Apart, and nestling in the hay
But, ere his dagger Eustace drew,
His master Marmion's voice he knew.
-“ Fitz-Eustace! rise,- I cannot rest;
Yon churl's wild legend haunts my breast,
And graver thoughts have chafed my mood; The air must cool my feverish blood;
And fain would I ride forth, to see
The scene of elfin chivalry.
Arise, and saddle me my steed;
Had cause for saying, o'er their ale,
That I could credit such a tale."
Then softly down the steps they slid,
And, darkling, Marmion's steed arrayed,
“ Did'st never, good my youth, hear tell,
That on the hour when I was born,
St. George, who graced my sire's chapelle,
Down from his steed of marble fell,
A weary wight forlorn ?
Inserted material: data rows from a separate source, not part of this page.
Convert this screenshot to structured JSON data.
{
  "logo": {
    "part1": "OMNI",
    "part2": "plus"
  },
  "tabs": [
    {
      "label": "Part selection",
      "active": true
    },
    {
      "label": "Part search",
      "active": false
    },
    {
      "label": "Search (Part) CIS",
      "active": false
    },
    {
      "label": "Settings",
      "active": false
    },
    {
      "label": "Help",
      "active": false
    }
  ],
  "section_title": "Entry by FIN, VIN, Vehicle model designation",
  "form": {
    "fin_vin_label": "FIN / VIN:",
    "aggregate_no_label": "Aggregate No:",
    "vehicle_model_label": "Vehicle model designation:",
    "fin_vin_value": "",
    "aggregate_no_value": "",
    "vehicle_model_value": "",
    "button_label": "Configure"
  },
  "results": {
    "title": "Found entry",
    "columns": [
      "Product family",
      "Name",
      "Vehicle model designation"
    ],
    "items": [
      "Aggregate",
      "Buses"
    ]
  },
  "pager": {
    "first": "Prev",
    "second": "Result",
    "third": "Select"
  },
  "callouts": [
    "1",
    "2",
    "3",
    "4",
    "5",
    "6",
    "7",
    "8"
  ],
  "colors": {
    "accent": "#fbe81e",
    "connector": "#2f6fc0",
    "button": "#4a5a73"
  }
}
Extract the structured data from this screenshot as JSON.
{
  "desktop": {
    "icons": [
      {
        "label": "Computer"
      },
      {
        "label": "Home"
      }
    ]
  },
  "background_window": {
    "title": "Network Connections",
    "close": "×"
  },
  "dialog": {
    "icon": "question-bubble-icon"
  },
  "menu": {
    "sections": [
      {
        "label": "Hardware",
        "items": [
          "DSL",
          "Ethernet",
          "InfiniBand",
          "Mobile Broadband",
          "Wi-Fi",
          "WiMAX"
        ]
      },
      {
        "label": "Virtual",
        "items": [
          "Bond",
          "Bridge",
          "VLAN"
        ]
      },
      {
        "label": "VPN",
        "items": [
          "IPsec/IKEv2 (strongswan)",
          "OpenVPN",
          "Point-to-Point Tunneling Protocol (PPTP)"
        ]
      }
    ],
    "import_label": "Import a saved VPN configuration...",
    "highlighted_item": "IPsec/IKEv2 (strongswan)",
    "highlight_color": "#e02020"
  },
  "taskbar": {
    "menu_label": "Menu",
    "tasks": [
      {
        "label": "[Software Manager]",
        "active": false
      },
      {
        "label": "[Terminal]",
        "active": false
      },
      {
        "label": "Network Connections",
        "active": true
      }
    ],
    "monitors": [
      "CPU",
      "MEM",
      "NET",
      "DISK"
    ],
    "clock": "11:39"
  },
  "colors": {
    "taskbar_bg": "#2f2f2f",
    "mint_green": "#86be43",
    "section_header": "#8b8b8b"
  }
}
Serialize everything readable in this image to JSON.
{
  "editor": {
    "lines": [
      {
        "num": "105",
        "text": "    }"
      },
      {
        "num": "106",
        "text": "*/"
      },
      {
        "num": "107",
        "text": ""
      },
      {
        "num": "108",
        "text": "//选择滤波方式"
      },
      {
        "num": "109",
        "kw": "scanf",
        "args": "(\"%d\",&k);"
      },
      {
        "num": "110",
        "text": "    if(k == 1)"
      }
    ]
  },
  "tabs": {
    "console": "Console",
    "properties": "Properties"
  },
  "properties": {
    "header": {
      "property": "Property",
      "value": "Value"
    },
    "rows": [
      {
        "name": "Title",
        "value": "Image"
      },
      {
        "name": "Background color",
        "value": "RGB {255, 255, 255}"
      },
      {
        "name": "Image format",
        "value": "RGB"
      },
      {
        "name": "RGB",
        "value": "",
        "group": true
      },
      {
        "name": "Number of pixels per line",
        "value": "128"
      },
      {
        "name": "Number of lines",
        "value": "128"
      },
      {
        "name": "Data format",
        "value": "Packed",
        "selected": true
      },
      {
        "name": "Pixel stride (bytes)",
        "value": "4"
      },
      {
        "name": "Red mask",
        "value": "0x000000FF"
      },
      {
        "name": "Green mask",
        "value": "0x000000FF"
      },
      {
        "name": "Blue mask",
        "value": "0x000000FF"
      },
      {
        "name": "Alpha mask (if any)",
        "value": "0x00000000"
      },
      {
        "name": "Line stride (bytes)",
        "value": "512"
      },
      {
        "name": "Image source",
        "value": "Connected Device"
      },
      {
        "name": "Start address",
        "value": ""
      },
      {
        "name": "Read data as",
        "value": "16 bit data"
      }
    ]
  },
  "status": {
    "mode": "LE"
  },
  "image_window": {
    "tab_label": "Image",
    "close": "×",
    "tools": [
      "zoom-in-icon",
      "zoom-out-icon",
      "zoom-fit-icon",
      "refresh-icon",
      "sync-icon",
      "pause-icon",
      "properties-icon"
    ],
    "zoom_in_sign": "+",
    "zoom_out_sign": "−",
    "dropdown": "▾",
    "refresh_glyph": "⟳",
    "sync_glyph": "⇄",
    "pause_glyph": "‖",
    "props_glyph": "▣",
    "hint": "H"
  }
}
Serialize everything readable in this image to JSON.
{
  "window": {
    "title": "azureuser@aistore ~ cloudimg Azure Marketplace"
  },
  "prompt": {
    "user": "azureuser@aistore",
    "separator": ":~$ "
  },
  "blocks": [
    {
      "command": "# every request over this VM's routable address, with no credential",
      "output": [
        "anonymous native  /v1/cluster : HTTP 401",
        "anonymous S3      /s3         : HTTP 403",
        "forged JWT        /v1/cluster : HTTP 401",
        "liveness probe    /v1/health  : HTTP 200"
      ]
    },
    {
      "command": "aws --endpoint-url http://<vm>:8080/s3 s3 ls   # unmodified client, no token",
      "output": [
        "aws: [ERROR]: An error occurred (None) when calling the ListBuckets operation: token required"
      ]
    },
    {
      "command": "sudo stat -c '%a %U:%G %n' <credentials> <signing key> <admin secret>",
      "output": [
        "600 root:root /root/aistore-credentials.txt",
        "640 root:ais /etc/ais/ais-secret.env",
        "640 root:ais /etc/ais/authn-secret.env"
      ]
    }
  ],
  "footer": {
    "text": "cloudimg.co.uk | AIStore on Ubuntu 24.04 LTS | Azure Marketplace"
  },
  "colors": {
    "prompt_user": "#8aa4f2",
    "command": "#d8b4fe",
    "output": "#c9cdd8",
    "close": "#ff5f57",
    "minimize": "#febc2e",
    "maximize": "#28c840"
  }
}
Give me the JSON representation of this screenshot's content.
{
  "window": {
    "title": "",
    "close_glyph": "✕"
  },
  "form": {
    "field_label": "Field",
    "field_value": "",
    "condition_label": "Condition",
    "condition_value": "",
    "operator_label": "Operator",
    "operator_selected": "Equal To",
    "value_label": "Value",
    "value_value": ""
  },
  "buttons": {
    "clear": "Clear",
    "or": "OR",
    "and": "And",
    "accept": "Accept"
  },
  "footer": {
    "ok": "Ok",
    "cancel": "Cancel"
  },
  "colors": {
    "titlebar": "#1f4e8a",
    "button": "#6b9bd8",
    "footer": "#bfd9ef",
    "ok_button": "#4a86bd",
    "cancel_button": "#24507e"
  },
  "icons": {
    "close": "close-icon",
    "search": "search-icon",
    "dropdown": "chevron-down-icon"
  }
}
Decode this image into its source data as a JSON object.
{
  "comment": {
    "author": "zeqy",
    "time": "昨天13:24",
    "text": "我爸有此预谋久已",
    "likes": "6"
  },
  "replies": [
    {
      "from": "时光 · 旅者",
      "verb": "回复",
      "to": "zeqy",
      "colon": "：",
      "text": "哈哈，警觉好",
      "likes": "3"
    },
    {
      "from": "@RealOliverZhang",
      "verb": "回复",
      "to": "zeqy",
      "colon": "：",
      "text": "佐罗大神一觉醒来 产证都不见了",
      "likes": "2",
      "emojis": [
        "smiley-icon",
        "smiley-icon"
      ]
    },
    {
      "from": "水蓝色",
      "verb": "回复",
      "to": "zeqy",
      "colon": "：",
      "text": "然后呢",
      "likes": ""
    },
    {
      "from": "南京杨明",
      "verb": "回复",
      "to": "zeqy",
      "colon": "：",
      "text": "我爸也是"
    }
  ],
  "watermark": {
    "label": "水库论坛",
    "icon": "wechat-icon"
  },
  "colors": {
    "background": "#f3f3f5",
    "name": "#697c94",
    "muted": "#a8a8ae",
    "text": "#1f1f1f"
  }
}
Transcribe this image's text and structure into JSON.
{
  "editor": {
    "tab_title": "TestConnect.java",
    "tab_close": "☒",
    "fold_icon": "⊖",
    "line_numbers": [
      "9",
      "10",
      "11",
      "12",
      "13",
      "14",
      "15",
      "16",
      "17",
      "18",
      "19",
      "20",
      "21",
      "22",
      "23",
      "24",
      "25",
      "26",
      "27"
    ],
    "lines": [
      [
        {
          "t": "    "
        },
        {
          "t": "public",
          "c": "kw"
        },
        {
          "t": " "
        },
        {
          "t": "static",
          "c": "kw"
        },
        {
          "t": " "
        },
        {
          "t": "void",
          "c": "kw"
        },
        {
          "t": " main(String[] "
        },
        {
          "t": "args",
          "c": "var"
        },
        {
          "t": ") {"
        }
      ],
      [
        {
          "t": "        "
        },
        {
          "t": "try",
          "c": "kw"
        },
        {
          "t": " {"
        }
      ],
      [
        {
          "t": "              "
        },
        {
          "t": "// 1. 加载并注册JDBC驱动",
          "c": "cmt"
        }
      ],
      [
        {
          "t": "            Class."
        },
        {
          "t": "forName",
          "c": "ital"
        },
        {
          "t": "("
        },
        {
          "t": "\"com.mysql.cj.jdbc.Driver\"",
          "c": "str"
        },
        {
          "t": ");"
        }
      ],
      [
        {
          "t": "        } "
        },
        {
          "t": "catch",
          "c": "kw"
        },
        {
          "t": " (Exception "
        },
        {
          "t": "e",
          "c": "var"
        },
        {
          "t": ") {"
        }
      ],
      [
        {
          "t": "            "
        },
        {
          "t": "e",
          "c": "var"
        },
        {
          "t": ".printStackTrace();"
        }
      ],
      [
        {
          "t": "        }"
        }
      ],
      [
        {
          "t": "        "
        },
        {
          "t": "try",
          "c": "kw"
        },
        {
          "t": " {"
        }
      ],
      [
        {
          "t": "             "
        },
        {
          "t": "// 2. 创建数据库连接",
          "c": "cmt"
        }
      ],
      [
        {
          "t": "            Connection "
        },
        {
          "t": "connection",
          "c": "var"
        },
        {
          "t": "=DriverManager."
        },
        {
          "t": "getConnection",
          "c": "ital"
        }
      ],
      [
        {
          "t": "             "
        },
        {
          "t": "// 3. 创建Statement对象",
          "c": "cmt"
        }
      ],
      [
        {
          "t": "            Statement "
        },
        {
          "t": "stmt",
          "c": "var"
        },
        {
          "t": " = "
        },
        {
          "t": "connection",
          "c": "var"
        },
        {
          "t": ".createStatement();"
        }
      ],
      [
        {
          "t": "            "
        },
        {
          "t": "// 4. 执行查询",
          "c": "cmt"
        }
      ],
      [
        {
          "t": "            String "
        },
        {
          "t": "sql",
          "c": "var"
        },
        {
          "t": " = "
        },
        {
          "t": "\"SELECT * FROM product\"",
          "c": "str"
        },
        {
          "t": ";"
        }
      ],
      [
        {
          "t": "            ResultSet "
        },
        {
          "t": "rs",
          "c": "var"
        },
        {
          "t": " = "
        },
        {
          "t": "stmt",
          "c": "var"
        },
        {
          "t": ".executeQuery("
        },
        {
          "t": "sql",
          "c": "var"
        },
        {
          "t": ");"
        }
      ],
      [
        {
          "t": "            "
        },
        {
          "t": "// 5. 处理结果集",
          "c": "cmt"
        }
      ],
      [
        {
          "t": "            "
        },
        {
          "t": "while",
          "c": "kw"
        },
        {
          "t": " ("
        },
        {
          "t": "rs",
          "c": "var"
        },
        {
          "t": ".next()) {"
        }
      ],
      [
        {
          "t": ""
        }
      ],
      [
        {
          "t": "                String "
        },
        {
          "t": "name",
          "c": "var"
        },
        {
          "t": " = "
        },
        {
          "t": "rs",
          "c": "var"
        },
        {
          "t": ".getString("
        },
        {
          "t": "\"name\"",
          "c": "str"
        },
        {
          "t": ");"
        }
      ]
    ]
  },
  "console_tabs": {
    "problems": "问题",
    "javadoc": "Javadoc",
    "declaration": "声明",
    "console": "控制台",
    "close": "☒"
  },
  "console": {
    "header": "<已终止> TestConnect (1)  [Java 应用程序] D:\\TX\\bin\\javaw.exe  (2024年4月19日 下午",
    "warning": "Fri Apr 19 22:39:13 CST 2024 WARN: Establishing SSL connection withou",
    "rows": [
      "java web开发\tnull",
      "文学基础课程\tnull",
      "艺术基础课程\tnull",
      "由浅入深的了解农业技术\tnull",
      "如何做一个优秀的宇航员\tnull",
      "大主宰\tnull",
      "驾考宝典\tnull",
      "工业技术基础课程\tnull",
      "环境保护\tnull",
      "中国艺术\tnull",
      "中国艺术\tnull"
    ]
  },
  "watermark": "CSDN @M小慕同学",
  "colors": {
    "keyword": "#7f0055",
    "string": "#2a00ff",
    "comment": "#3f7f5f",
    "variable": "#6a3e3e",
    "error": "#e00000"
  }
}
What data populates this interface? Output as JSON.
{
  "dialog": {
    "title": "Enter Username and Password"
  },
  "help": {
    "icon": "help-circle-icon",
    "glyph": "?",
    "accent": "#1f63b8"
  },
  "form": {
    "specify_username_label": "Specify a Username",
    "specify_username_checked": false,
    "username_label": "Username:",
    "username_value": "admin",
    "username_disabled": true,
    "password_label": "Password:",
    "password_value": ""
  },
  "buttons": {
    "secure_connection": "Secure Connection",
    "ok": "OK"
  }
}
The flattering chaplains all agree,
The champion left his steed to me.
That I could meet this Elfin Foe!
Blithe would I battle, for the right
To ask one question at the sprite :-
Fitz-Eustace followed him abroad,
And marked him pace the village road,
And listened to his horse's tramp,
Till, by the lessening sound,
Lord Marmion sought the round.
Should, stirred by idle tale, Ride forth in silence of the night, As hoping half to meet a sprite,
Arrayed in plate and mail.
For little did Fitz-Eustace know,
That passions, in contending flow,
Unfix the strongest mind;
We welcome fond credulity,
Guide confident, though blind.
Little for this Fitz-Eustace cared, But, patient, waited till he heard,
At distance, pricked to utmost speed,
The foot-tramp of a flying steed,
Come town-ward rushing on :
Then, clattering on the village road,
Returned Lord Marmion.
Down hastily he sprung from selle,
To the squire's hand the rein he threw,
• Used by old poets for went.